=== Begin Enclosure ===
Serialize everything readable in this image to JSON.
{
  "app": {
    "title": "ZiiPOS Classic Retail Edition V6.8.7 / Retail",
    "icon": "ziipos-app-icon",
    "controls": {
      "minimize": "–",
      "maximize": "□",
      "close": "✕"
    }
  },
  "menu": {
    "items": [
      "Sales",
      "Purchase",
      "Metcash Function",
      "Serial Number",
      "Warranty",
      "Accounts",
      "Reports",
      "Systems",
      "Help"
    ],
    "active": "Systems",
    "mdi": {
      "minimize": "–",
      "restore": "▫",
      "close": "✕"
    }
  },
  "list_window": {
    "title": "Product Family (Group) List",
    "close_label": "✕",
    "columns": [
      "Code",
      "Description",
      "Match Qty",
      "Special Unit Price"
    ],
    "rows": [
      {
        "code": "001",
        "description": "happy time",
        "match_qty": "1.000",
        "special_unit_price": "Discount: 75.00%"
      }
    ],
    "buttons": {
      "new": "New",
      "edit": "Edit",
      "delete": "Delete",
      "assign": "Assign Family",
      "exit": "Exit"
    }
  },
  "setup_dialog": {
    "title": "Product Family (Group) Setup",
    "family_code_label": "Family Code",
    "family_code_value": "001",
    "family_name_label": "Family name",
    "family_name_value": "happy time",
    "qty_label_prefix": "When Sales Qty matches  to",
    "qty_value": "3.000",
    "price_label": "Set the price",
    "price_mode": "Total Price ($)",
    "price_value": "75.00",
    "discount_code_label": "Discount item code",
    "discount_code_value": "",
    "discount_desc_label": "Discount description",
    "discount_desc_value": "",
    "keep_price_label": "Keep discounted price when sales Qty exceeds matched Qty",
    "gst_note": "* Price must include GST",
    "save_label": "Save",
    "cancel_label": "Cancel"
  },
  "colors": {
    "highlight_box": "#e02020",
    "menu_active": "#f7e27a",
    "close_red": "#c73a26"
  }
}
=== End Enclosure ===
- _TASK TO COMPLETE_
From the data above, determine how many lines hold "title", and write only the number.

- _ANSWER TO THIS TASK_
3